Goal of the exercise: For the material that follows, list every line containing the word "woman".

Given information:
----------

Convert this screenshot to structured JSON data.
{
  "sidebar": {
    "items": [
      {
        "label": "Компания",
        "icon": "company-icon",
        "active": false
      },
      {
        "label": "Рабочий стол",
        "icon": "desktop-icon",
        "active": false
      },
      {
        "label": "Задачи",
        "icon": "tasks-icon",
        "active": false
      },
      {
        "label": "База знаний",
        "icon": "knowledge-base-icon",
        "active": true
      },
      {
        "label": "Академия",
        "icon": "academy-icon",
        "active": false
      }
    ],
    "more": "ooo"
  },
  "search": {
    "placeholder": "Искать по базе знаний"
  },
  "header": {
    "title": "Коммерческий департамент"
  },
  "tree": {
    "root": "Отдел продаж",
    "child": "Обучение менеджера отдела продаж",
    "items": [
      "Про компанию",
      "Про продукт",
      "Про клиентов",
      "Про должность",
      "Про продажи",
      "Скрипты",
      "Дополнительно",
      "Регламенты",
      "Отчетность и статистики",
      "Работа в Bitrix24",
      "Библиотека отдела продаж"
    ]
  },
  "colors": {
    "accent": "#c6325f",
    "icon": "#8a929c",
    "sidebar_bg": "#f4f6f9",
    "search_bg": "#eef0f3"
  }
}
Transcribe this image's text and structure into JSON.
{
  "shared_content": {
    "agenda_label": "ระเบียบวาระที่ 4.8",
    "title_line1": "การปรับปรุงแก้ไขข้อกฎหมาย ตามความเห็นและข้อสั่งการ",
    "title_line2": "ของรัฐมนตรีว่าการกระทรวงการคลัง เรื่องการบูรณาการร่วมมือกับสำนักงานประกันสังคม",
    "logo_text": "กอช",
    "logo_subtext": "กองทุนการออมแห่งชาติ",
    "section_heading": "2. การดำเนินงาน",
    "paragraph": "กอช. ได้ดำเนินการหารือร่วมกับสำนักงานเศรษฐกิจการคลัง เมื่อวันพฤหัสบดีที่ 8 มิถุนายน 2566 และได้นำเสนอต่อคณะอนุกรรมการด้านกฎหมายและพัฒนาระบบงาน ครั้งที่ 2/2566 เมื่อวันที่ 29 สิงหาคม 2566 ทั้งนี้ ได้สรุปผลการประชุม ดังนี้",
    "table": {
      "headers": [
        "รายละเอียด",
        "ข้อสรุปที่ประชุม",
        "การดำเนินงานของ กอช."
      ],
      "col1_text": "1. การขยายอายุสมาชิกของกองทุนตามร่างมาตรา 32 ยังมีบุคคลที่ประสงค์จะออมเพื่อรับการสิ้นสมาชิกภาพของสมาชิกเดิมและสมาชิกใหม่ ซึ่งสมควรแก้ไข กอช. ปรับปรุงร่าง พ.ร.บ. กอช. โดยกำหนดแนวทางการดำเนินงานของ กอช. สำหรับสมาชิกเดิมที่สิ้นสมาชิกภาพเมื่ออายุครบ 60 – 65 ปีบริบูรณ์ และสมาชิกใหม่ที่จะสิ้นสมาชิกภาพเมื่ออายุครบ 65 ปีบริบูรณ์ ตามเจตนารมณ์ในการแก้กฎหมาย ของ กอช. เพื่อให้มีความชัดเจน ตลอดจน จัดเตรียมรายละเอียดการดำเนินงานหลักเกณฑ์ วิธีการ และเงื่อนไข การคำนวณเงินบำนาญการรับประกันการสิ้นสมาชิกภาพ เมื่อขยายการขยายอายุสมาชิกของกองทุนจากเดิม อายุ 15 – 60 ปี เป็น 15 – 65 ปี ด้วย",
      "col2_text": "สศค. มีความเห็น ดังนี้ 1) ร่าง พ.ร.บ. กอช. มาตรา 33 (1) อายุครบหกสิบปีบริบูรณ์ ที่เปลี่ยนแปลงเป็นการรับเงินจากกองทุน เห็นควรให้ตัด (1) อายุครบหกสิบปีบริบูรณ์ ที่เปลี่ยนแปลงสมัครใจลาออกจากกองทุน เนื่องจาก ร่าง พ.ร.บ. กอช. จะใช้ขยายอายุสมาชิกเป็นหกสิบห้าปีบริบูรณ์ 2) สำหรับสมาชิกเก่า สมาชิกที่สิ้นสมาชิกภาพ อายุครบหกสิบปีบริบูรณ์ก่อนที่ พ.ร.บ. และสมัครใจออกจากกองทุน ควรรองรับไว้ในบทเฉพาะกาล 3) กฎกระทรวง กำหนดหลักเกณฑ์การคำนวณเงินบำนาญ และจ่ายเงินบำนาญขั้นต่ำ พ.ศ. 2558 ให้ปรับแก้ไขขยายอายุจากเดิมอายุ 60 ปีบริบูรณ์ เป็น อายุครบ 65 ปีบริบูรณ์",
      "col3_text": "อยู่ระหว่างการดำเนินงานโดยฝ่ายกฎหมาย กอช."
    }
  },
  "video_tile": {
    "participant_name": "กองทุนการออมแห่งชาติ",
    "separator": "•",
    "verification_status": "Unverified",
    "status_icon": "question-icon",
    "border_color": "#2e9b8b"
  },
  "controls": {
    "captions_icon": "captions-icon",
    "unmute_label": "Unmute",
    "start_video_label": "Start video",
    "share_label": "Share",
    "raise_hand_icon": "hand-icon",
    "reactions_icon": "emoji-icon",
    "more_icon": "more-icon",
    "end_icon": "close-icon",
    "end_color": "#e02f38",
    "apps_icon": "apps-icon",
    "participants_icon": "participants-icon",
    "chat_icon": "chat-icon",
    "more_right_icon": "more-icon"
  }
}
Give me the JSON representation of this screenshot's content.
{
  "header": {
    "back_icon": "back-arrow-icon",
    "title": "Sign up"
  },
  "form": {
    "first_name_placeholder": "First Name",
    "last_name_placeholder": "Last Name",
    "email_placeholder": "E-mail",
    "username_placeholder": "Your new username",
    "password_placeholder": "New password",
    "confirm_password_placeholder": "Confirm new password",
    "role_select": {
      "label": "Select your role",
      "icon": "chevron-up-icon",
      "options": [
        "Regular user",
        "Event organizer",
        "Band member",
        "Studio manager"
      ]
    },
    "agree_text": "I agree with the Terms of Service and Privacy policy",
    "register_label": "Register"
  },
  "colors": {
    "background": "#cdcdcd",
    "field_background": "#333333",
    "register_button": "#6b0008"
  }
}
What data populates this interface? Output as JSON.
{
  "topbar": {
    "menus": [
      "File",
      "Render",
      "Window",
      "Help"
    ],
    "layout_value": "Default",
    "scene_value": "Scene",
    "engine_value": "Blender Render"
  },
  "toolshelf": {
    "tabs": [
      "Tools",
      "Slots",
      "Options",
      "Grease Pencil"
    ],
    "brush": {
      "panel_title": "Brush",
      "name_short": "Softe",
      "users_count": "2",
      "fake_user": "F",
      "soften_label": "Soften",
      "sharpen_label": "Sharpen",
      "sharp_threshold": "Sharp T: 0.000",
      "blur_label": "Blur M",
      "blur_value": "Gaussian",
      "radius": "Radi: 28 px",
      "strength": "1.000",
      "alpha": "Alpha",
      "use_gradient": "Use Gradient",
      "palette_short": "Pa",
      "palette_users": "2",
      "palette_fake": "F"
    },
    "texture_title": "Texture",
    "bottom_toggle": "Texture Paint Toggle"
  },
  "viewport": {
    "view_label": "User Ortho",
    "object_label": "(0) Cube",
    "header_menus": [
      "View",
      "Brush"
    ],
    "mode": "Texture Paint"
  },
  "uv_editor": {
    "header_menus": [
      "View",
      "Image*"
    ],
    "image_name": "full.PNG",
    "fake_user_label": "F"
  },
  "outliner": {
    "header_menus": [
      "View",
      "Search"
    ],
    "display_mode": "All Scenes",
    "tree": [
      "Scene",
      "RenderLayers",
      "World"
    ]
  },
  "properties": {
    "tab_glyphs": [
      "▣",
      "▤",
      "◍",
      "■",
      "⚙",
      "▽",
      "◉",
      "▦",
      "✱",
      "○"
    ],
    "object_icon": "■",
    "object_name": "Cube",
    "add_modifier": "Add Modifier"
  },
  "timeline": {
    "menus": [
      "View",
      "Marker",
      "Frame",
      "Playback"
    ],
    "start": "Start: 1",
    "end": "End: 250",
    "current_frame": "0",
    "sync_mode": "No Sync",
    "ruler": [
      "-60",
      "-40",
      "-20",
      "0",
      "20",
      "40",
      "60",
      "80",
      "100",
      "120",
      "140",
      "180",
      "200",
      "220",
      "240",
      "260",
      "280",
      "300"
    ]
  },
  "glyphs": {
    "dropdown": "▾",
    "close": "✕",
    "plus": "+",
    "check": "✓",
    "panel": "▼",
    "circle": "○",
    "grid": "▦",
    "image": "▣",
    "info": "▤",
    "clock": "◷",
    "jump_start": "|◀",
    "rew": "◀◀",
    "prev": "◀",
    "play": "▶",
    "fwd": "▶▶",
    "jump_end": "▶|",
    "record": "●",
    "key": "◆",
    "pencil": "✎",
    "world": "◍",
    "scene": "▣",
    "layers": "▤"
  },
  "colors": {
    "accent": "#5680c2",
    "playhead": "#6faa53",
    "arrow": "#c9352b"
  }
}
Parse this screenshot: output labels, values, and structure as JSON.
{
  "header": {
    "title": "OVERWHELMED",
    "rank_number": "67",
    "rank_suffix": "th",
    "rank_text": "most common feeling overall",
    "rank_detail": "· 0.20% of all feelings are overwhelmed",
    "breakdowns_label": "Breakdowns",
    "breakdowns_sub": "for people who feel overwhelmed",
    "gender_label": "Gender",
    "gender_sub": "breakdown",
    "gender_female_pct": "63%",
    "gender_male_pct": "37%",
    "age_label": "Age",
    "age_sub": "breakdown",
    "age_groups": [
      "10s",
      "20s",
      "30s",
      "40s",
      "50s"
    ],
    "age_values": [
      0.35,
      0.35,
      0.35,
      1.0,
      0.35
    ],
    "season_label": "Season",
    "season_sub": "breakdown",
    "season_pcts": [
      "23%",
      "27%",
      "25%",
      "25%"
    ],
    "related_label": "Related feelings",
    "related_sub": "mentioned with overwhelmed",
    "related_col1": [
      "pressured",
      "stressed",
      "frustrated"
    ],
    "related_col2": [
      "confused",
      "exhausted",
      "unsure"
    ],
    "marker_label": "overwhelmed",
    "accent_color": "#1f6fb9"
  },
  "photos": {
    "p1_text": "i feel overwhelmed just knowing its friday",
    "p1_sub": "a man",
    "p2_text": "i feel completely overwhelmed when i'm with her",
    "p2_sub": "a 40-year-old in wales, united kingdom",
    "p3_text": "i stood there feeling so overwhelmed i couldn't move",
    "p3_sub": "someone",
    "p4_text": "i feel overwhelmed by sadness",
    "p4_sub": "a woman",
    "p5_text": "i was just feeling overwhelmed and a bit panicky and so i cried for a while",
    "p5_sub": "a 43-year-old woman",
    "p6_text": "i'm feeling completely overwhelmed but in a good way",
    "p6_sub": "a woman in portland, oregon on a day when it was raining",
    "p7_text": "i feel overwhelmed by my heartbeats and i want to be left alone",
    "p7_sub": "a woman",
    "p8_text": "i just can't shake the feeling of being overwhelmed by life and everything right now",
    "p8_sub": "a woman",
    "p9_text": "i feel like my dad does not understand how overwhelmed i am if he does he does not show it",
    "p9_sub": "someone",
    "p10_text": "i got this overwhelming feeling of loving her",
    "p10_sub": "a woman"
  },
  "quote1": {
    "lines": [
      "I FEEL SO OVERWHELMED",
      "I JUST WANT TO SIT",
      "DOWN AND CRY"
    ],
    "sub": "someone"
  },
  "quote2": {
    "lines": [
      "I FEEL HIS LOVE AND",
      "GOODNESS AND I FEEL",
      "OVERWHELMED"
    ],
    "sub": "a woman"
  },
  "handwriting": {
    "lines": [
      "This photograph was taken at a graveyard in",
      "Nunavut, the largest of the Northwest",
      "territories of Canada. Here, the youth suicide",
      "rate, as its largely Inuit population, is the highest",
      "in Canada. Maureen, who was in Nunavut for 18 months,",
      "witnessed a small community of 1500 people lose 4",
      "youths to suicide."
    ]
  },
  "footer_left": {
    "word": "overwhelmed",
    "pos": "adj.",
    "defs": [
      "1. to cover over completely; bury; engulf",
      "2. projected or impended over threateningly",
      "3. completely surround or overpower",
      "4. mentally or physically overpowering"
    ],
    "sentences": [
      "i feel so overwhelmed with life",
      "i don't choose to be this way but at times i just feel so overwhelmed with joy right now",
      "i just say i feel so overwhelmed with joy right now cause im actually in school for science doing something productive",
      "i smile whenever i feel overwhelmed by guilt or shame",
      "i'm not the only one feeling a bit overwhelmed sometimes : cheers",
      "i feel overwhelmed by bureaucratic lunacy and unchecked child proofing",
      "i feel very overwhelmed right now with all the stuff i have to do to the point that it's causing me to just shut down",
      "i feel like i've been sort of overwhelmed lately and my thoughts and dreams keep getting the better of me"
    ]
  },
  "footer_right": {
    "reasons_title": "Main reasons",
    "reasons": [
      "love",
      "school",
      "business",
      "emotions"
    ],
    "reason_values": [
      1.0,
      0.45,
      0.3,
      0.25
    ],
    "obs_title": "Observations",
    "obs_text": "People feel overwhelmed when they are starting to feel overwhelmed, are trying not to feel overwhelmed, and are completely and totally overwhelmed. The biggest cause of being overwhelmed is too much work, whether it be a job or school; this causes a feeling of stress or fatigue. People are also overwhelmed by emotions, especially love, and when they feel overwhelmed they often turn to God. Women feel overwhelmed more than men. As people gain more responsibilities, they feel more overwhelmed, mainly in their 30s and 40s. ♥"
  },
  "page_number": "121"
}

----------

Task answer:
    "p4_sub": "a woman",
    "p5_sub": "a 43-year-old woman",
    "p6_sub": "a woman in portland, oregon on a day when it was raining",
    "p7_sub": "a woman",
    "p8_sub": "a woman",
    "p10_sub": "a woman"
    "sub": "a woman"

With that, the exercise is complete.